The Viva Vision canopy roof video display that runs the entire four-block length of the street in downtown Las Vegas is considered the crown jewel of the nightly show. It features high-resolution imagery and nightly programmed rock music video shows, but until late summer, it lacked state-of-the-art concert-quality sound to satisfy the multi-media entertainment experience.
Viva Vision is about 1,500 feet long—making it the largest of its kind in the world—and 90 feet wide. The screen is suspended 90 feet above Fremont Street’s renowned pedestrian mall, lined by some of the world’s most iconic casinos and hotels. The screen contains 12.5 million synchronized LED lamps that create a variety of light shows with high-resolution imagery and 550,000-watt concert-quality sound.
The Viva Vision shows last about six minutes and run every hour between dusk (6 to 8 p.m., depending on the season) and 1 a.m.
Inside the Installation
The job called for 50 speaker clusters along Fremont Street, each with 20 live array modules and one subwoofer. The original timeline for the installation, says Pizzo, was 12 to 18 months but that was quickly abbreviated to six months, which meant working overnight into early morning until wrapping it up in August, beating the accelerated deadline by a few weeks.
Each cluster is comprised of six RCF HDL20-A, active two-way dual 10-inch line array cabinets, with one RCF SUB8005-AS, a single 21-inch active subwoofer. The cluster configurations were designed in partnership with the RCF engineering team to control the sound and keep the volume on the street and not bleeding into the adjacent casinos and retail storefronts.
Here’s a look at the new and improved Fremont Street Experience:
Workers hung about two clusters every eight-hour shift from Main Street to 4th Street, says Pizzo.
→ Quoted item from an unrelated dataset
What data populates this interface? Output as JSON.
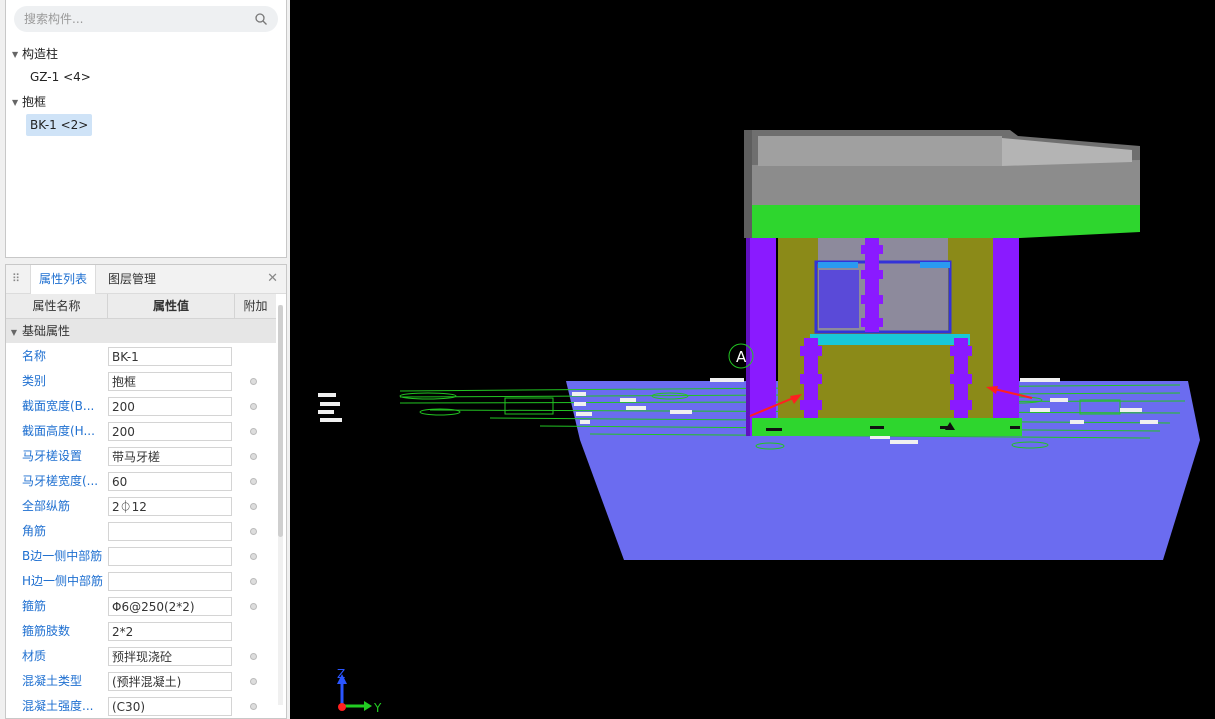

They pulled new fiber-optic cable from 4th Street to the Viva Vision canopy, creating 48 new wings to carry digital audio across thousands of feet, and replaced the old amplifier system along Fremont Street with self-powered boxes.
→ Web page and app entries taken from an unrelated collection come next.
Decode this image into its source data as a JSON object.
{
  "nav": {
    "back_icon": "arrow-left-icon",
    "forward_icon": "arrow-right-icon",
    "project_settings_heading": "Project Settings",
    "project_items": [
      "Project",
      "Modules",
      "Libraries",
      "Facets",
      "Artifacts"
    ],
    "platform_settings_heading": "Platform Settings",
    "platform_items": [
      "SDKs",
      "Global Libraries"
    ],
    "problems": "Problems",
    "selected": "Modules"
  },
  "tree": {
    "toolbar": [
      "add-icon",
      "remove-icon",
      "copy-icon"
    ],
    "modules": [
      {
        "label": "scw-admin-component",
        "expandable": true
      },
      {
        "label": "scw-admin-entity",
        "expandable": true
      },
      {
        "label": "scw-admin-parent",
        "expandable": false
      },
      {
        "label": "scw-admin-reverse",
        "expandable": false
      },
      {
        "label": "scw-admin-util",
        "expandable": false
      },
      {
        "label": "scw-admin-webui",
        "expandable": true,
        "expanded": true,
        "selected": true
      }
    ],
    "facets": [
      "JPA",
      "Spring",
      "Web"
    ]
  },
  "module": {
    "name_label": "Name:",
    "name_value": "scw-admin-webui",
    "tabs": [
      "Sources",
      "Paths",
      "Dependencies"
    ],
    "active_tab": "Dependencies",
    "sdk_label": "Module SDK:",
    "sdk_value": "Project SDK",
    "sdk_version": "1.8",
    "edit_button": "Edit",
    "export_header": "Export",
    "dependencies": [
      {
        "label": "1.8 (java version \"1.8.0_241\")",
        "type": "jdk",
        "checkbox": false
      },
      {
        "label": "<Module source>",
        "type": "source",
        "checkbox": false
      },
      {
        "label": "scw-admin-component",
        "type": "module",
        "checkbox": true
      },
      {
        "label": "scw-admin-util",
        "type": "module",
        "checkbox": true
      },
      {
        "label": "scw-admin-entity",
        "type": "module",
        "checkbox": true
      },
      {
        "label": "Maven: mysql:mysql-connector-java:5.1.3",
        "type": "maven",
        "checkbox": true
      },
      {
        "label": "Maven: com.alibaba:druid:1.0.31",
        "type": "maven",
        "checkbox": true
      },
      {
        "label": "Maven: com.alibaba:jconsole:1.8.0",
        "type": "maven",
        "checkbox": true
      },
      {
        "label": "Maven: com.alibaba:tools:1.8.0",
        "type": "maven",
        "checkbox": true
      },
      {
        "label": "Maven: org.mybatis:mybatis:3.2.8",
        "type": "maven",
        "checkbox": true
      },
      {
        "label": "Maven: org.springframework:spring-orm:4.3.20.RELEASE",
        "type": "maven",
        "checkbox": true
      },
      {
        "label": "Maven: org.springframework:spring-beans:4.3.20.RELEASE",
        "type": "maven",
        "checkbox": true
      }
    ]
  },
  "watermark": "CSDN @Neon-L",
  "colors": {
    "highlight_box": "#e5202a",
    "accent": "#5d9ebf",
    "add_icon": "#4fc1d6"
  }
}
“Once the first 20 percent of the clusters were installed, we had a good system in place with little challenges,” says Pizzo. “The clarity was gone. [The old speakers] had definitely lived their lives well. You don’t usually notice how bad the old stuff sounds until you hear the new stuff.”
Along the way, installers cut out the old steel and painted the shackles black, says Pizzo.
“It’s been really transparent,” he says.
Once the speaker clusters were installed, Pizzo developed the DSP programming in the BSS network running the system. Steve Winchester of the Fremont Street Experience integrated the BSS system into the existing audio system, overcoming what Pizzo describes as “a few minor technical glitches within the network,” but he quickly resolved them.
“It’s such a major upgrade for us,” says Pizzo. “All we do at Fremont Street benefits greatly from the new system.”
RCF national sales manager Tarik Solangi says the Fremont Street Experience installation is “one of the most prominent installations RCF has done in the United States, and certainly one of the largest.”
The three live music stages along Fremont Street also are equipped with RCF gear. The main stage features 20 HDL50-A speakers, eight TT25-CXA monitor speakers and 10 SUB9007-AS high-power subwoofers.
Stage 2 features 16 HDL20-A speakers, five TT25CXA monitor speakers and eight SUB8006-AS subwoofers, while Stage 3 includes eight HDL20-A speakers, four HDL18-AS speakers, six ST12-SMA active stage monitors and three TTS36-A subwoofers.
“The last three years, we’ve revamped all of it,” says Pizzo. “It’s happened really quickly.”